Achaogen announces $24.7 million DTRA deal to combat anthrax and plague

Published 27 October 2006

Four-year deal with Defense Threat Reduction Agency will focus on inhibiting antibiotic-resistant strains; once weakened, bacteria are vulnerable to fluoroquinolones and other antibacterial drugs; deal comes in the wake of a succesfully completed Series B funding round

South San Francisco-based Achaogen, a leader in the discovery and development of small molecules to treat infections caused by antibiotic-resistant strains of bacteria, has received a $24.7 million, four-year contract with the Defense Threat Reduction Agency (DTRA) to develop therapies for anthrax and plague. The idea is to use the company’s “achaogens” — the broad-spectrum small molecule therapeutics — to inhibit the anthrax and plague so that they can be more effectively targeted with existing fluoroquinolones and other classes of antibacterial drugs.

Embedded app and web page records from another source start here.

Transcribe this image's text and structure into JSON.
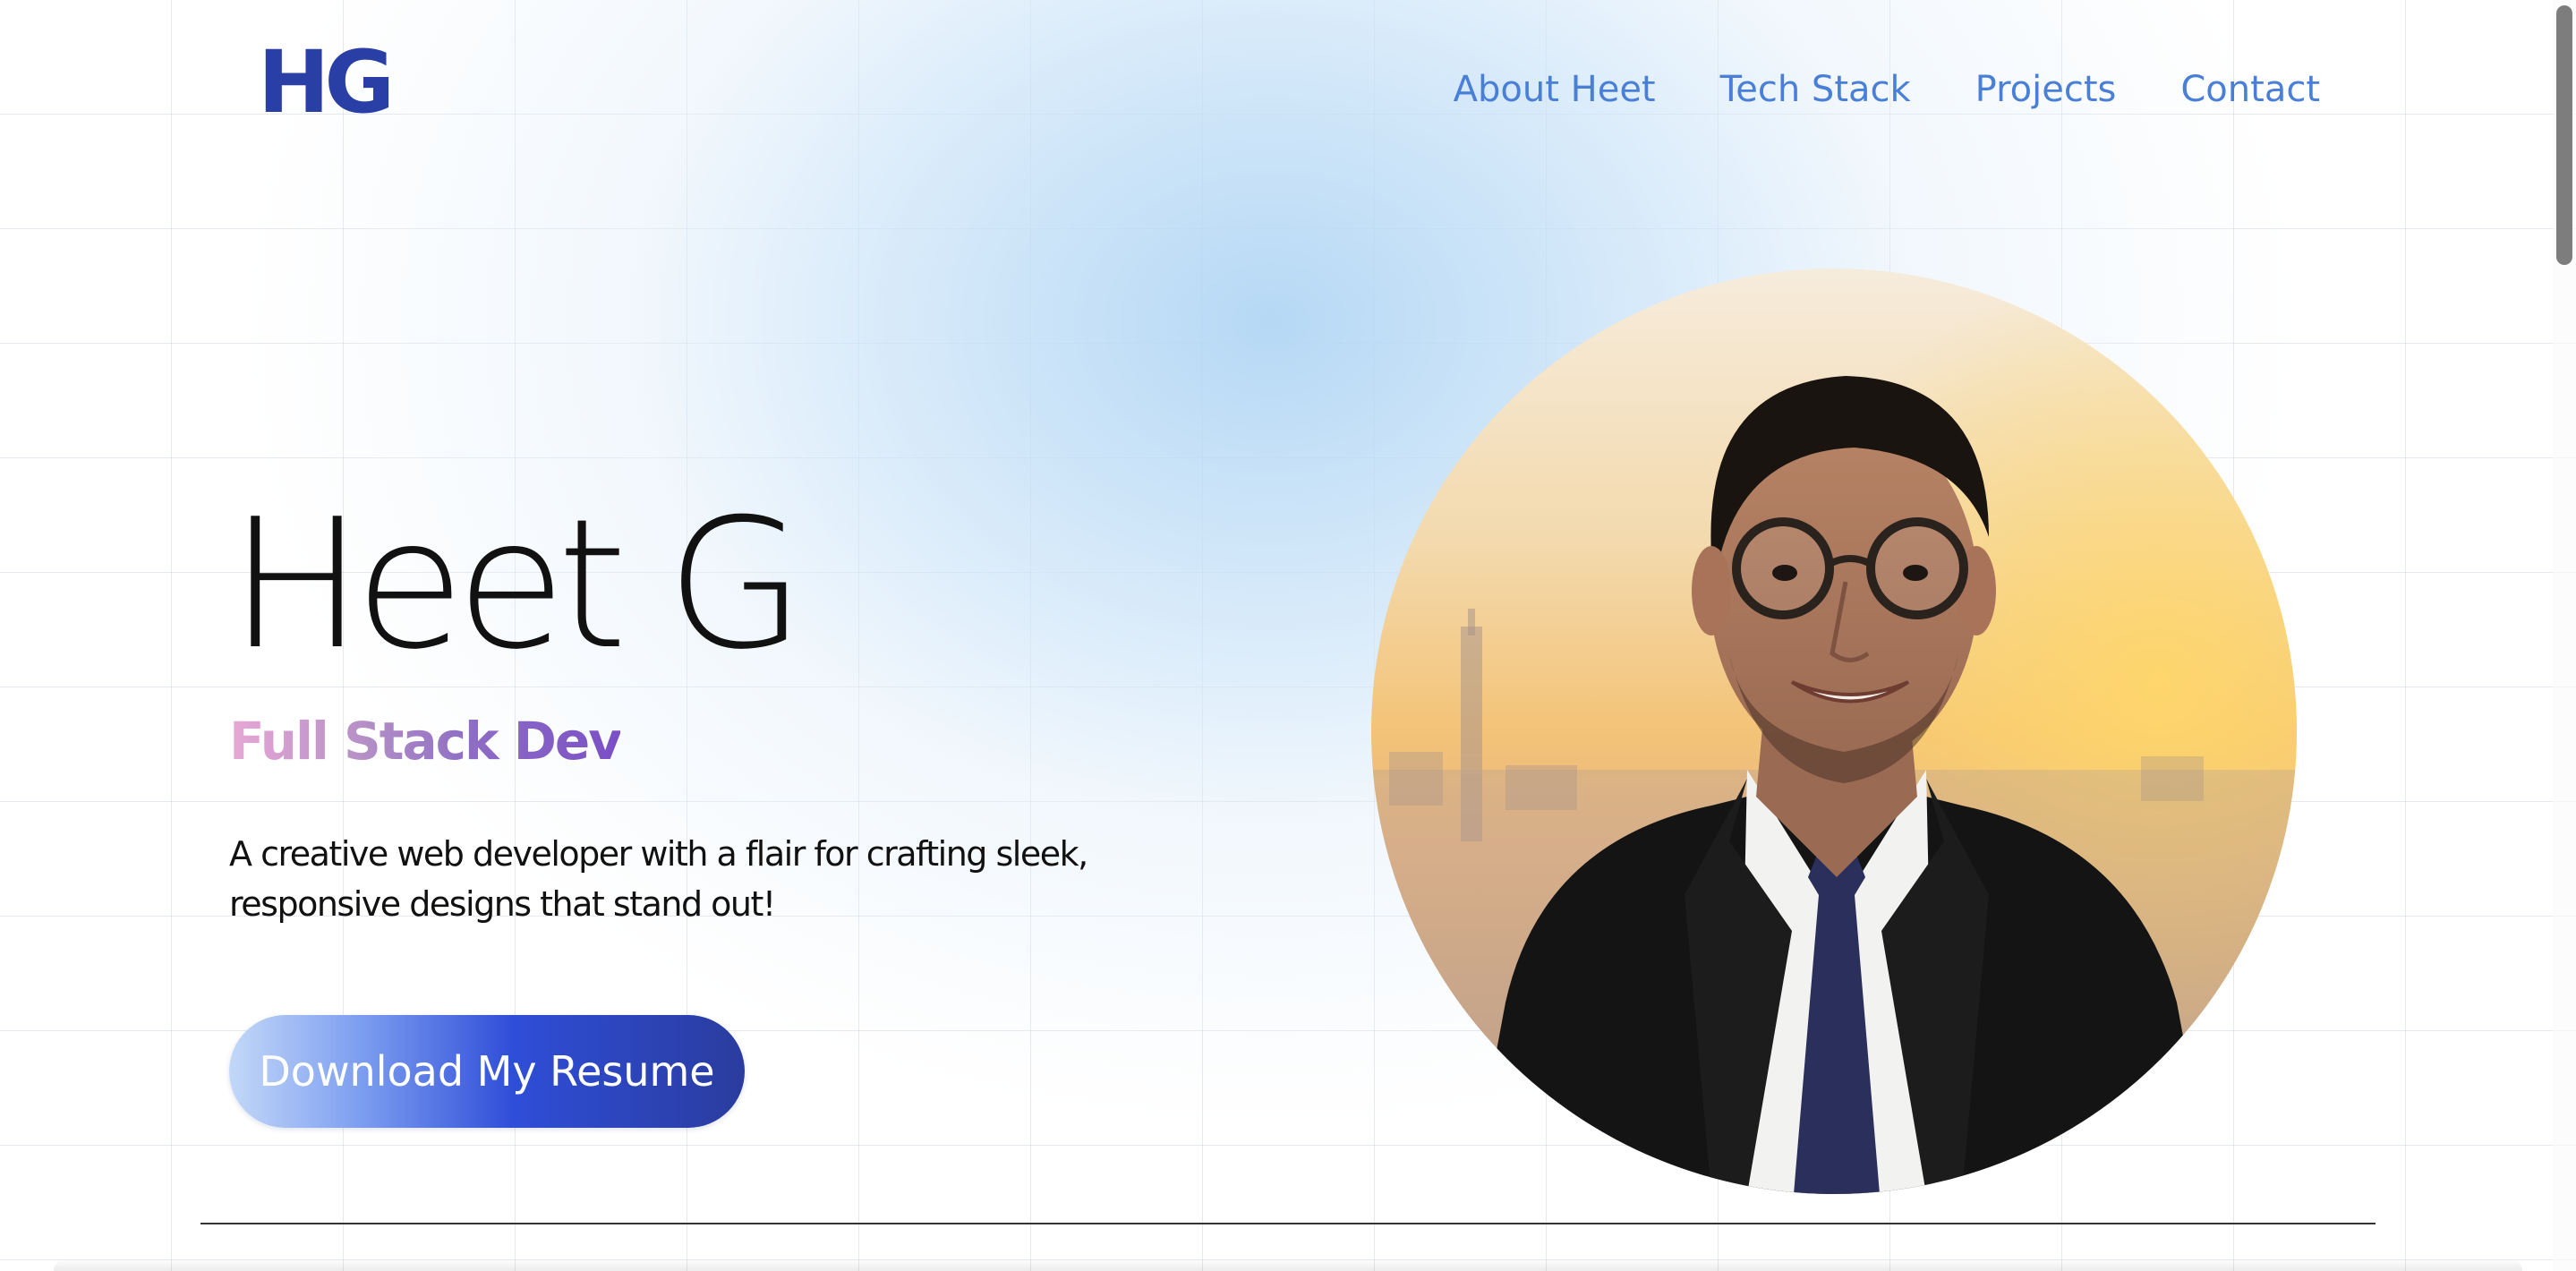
{
  "header": {
    "logo": "HG",
    "nav": [
      {
        "label": "About Heet"
      },
      {
        "label": "Tech Stack"
      },
      {
        "label": "Projects"
      },
      {
        "label": "Contact"
      }
    ]
  },
  "hero": {
    "name": "Heet G",
    "role": "Full Stack Dev",
    "description": "A creative web developer with a flair for crafting sleek, responsive designs that stand out!",
    "resume_button": "Download My Resume"
  },
  "colors": {
    "logo": "#2a3fa5",
    "nav_link": "#4a7fd8",
    "button_gradient_start": "#c3d8f8",
    "button_gradient_end": "#2a3c9e",
    "role_gradient_start": "#e8a8d6",
    "role_gradient_end": "#7a4fc6"
  },
  "icons": {
    "portrait": "profile-photo"
  }
}
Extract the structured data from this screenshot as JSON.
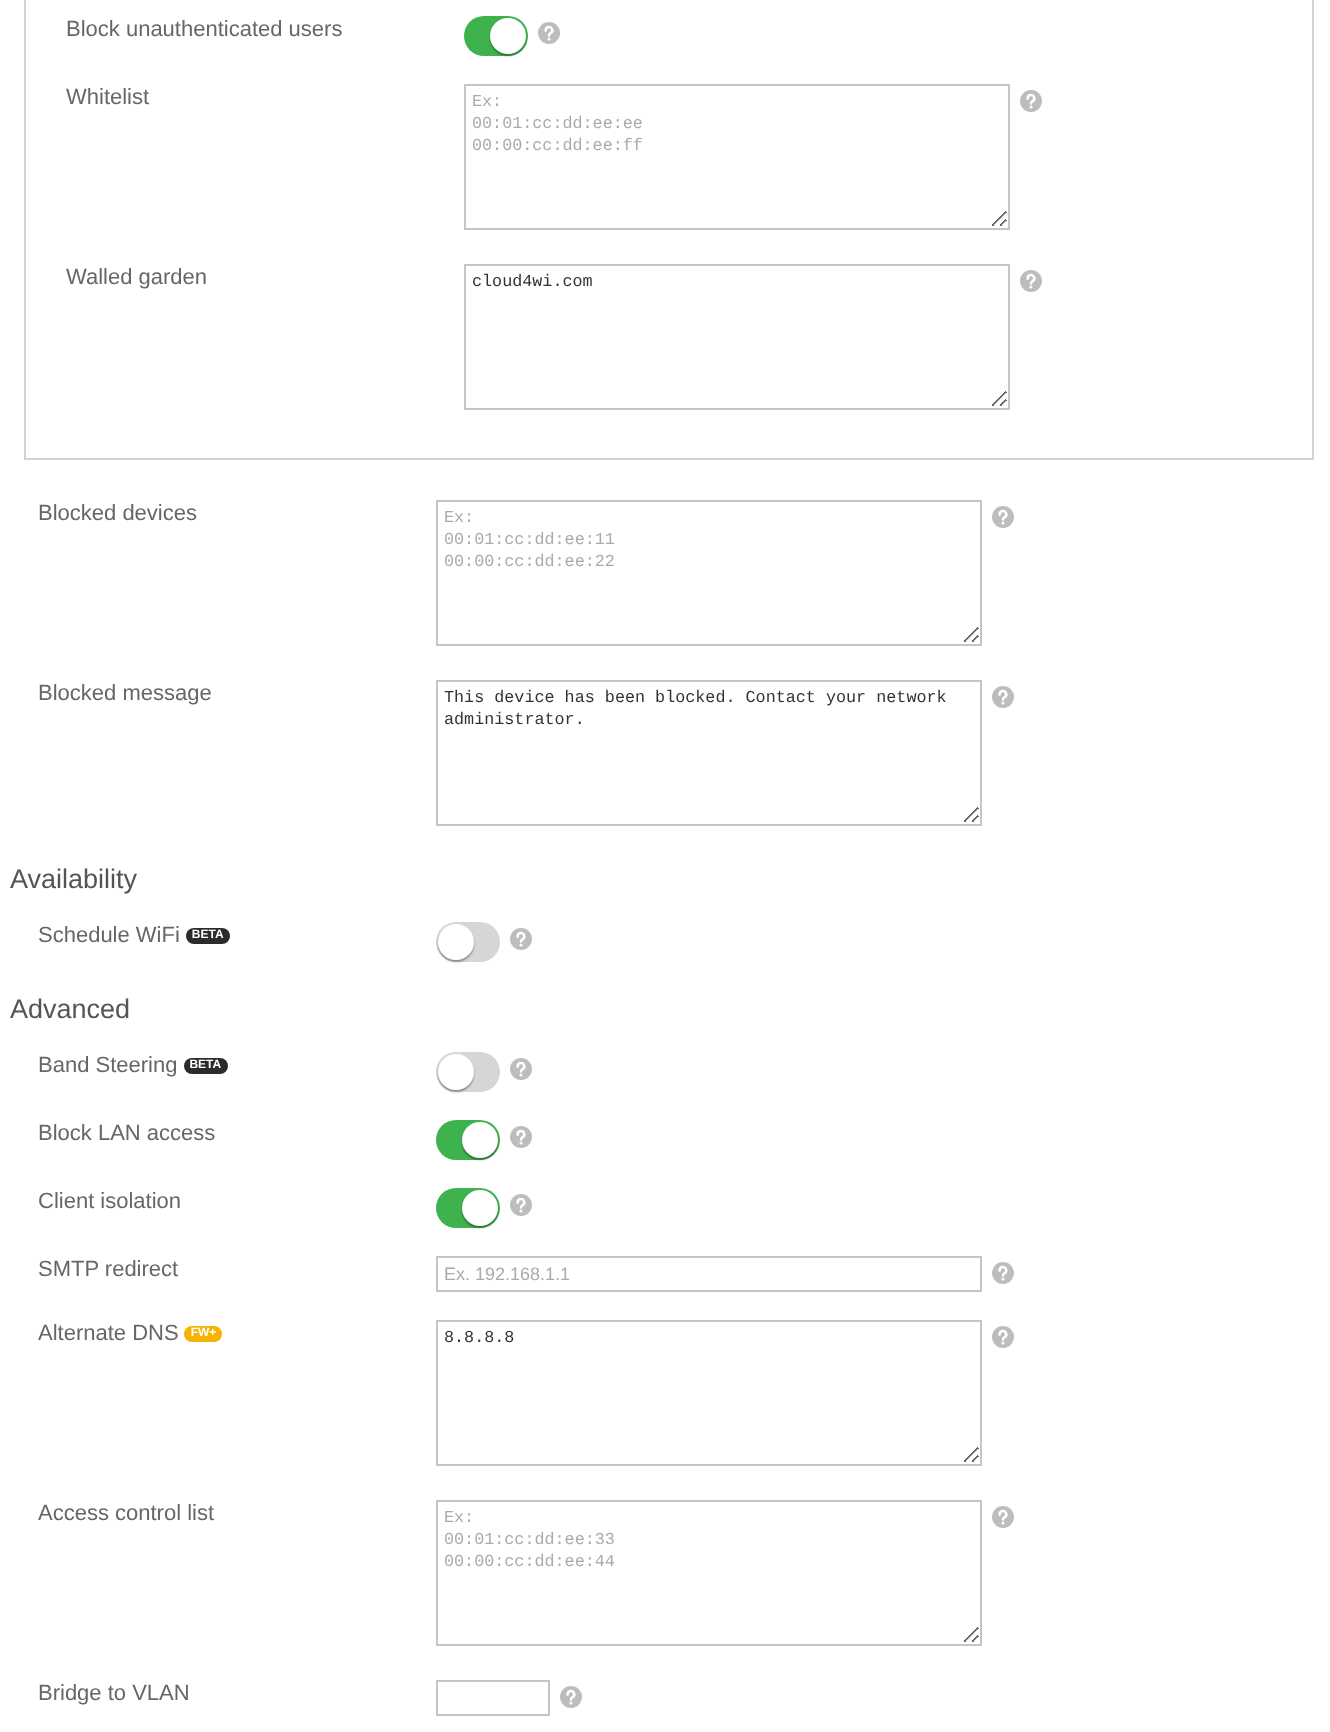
{
  "top_panel": {
    "rows": [
      {
        "kind": "toggle",
        "label": "Block unauthenticated users",
        "on": true
      },
      {
        "kind": "textarea",
        "label": "Whitelist",
        "placeholder": "Ex:\n00:01:cc:dd:ee:ee\n00:00:cc:dd:ee:ff"
      },
      {
        "kind": "textarea",
        "label": "Walled garden",
        "value": "cloud4wi.com"
      }
    ]
  },
  "rows": [
    {
      "kind": "textarea",
      "label": "Blocked devices",
      "placeholder": "Ex:\n00:01:cc:dd:ee:11\n00:00:cc:dd:ee:22"
    },
    {
      "kind": "textarea",
      "label": "Blocked message",
      "value": "This device has been blocked. Contact your network administrator."
    }
  ],
  "sections": [
    {
      "heading": "Availability",
      "rows": [
        {
          "kind": "toggle",
          "label": "Schedule WiFi",
          "badge": {
            "text": "BETA",
            "kind": "beta"
          },
          "on": false
        }
      ]
    },
    {
      "heading": "Advanced",
      "rows": [
        {
          "kind": "toggle",
          "label": "Band Steering",
          "badge": {
            "text": "BETA",
            "kind": "beta"
          },
          "on": false
        },
        {
          "kind": "toggle",
          "label": "Block LAN access",
          "on": true
        },
        {
          "kind": "toggle",
          "label": "Client isolation",
          "on": true
        },
        {
          "kind": "input",
          "label": "SMTP redirect",
          "placeholder": "Ex. 192.168.1.1"
        },
        {
          "kind": "textarea",
          "label": "Alternate DNS",
          "badge": {
            "text": "FW+",
            "kind": "firmware"
          },
          "value": "8.8.8.8"
        },
        {
          "kind": "textarea",
          "label": "Access control list",
          "placeholder": "Ex:\n00:01:cc:dd:ee:33\n00:00:cc:dd:ee:44"
        },
        {
          "kind": "short_input",
          "label": "Bridge to VLAN"
        }
      ]
    }
  ]
}
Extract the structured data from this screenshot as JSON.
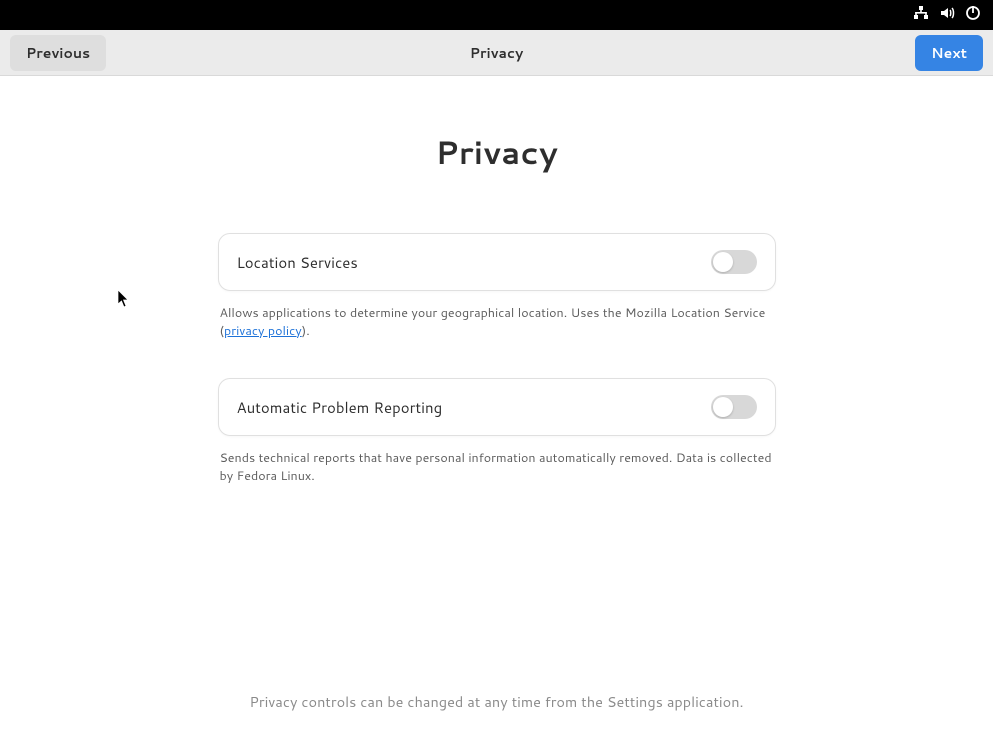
{
  "topbar": {
    "icons": [
      "network",
      "volume",
      "power"
    ]
  },
  "header": {
    "title": "Privacy",
    "previous_label": "Previous",
    "next_label": "Next"
  },
  "main": {
    "page_title": "Privacy",
    "settings": [
      {
        "label": "Location Services",
        "enabled": false,
        "desc_before": "Allows applications to determine your geographical location. Uses the Mozilla Location Service (",
        "link_text": "privacy policy",
        "desc_after": ")."
      },
      {
        "label": "Automatic Problem Reporting",
        "enabled": false,
        "desc": "Sends technical reports that have personal information automatically removed. Data is collected by Fedora Linux."
      }
    ],
    "footer_note": "Privacy controls can be changed at any time from the Settings application."
  }
}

“The DTRA contract provides funding for our preclinical development efforts into the biodefense arena, while preserving and enhancing our opportunity in the civilian market for the treatment of resistant bacteria,” said John Hollway, Achaogen’s vice president of business development. “Developing therapies in parallel for both biodefense and hospital-acquired resistant infections will move both programs forward more efficiently and cost-effectively.”

Earlier this month, the company announced that it has closed its Series B round of financing, raising over $26 million dollars in a round led by Domain Venture Partners. All of Achaogen’s Series A investors (5AM Ventures, ARCH Venture Partners, Venrock Associates, and Versant Ventures) also participated.

-read more in this company PDF news release; company Web site